The new agreements with Pakistan came after a trip to the country on Jan. 9 by Mike McConnell, the director of national intelligence, and Gen. Michael V. Hayden, the C.I.A. director. The American officials met with Mr. Musharraf as well as with the new army chief, Gen. Ashfaq Parvez Kayani, and offered a range of increased covert operations aimed at thwarting intensifying efforts by Al Qaeda and the Taliban to destabilize the Pakistani government.
But Bush administration officials and American counterterrorism experts are expressing concern that these arrangements could come under review or be scaled back by the winners of Pakistan’s parliamentary elections.

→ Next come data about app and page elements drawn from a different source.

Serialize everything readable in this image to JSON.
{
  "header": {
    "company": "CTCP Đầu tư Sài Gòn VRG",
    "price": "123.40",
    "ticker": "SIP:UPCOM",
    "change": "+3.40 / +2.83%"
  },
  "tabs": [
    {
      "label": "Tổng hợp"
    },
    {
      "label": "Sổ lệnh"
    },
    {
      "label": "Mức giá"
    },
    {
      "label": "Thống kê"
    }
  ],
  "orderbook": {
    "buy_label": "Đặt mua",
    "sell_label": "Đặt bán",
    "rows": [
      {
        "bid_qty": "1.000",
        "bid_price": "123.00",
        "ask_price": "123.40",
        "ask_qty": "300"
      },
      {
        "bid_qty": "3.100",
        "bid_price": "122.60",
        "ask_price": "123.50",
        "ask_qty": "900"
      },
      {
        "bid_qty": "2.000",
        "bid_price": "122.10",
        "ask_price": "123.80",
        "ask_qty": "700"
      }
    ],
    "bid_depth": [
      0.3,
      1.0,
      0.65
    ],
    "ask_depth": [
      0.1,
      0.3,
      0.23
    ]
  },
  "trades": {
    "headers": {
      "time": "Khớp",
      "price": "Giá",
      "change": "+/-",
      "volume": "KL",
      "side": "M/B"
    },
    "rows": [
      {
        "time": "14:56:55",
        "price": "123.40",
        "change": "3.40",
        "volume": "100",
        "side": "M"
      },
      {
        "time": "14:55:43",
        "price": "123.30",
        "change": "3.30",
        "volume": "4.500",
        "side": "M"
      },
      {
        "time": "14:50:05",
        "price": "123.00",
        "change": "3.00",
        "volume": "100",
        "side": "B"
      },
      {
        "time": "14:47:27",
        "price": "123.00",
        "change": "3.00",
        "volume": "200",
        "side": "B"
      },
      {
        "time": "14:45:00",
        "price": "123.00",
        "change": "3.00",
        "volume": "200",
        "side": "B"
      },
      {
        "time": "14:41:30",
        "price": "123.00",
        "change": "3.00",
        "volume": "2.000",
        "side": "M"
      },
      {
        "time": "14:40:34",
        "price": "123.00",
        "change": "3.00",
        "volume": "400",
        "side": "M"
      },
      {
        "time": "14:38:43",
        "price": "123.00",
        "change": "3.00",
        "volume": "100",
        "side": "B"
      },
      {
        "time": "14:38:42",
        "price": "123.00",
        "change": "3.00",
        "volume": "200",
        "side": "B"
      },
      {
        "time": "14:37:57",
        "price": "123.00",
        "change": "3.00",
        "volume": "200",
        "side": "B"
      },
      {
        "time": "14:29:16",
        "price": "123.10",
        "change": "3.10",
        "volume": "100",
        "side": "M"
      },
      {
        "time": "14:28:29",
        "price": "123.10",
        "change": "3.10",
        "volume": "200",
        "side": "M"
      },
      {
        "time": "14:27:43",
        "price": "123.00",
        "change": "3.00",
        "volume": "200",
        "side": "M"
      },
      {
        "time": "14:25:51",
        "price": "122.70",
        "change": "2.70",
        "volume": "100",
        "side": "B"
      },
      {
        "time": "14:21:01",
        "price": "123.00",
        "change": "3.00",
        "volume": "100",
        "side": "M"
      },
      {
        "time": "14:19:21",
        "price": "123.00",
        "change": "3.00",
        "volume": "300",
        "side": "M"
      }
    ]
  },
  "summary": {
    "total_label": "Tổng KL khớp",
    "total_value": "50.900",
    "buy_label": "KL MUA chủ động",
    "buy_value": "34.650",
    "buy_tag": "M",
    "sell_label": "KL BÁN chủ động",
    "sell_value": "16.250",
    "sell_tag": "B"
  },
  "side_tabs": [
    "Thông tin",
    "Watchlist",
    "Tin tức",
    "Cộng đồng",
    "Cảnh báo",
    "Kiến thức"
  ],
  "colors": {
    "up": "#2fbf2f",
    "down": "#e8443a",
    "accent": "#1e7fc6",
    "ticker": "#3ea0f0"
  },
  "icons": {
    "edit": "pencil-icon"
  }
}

The two winning parties have said they want to enter talks with Pashtun tribal leaders who opposed the military government of Mr. Musharraf and who at times have supported the Taliban and given refuge to foreign Qaeda fighters.
“A new government may be able to reach an accord with the militants, and that would buy the government a certain respite,” said Robert L. Grenier, a former director of the Central Intelligence Agency’s Counterterrorism Center. “But that would give the militants space to provide safe haven to Al Qaeda and other extremists engaged in attacks in Afghanistan.”
Xenia Dormandy, the director for South Asia at the National Security Council until 2005, said Thursday that if talks resulted in the kind of truce — and pullback of Pakistani troops — that Mr. Musharraf negotiated nearly two years ago, the militants would probably continue to gain strength.
“If they try to replicate what we’ve already seen, I don’t know why the result would be any different,” she said. But she added that if the Pakistani military remained in the area, the government might retain some leverage.
The question of what to do next in Pakistan is likely to preoccupy the Bush administration in its last year. Officials say there is clear, if unstated, pressure to make a last effort to capture or kill Osama bin Laden before Mr. Bush leaves office. But several senior officials in the State Department have been warning that the administration’s full-scale backing of Mr. Musharraf was a wrong-headed strategy that could now blow up.
Other administration officials warned not to read too much into the initial comments from Asif Ali Zardari, the leader of the Pakistan Peoples Party and widower of former Prime Minister Benazir Bhutto, about reaching accords with the tribal leaders. Mr. Zardari, they noted, has made clear that he wants to defeat terrorism.
Opposition parties and analysts say American officials were misinterpreting the outcome of the elections, which were dominated by the country’s liberal, secular parties. An alliance of religious parties that controlled the provincial government in the North-West Frontier Province was driven from power and even lost the majority of seats in the tribal areas.
Opposition parties say a new civilian-led government will be more effective at countering militancy than the military-dominated one under Mr. Musharraf. They say that Mr. Musharraf’s strategy has failed and that a new approach is needed.
Instead, the opposition parties have called for a strategy in the tribal areas similar to the new counterinsurgency strategies employed by the American military in Afghanistan and Iraq. There, the United States has tried to use a combination of military force, reconstruction and political dialogue to turn local tribes against militants.
The question, senior American and Pakistani officials said Thursday, was how the strategy to accomplish these common goals might change.
“In the short term, there will be some confusion and some hiccups,” said Henry A. Crumpton, a former top State Department counterterrorism official. “But in the medium and longer term, there will be continued and perhaps even closer cooperation, because of our mutual interests.”
David Rohde contributed reporting from Peshawar, Pakistan.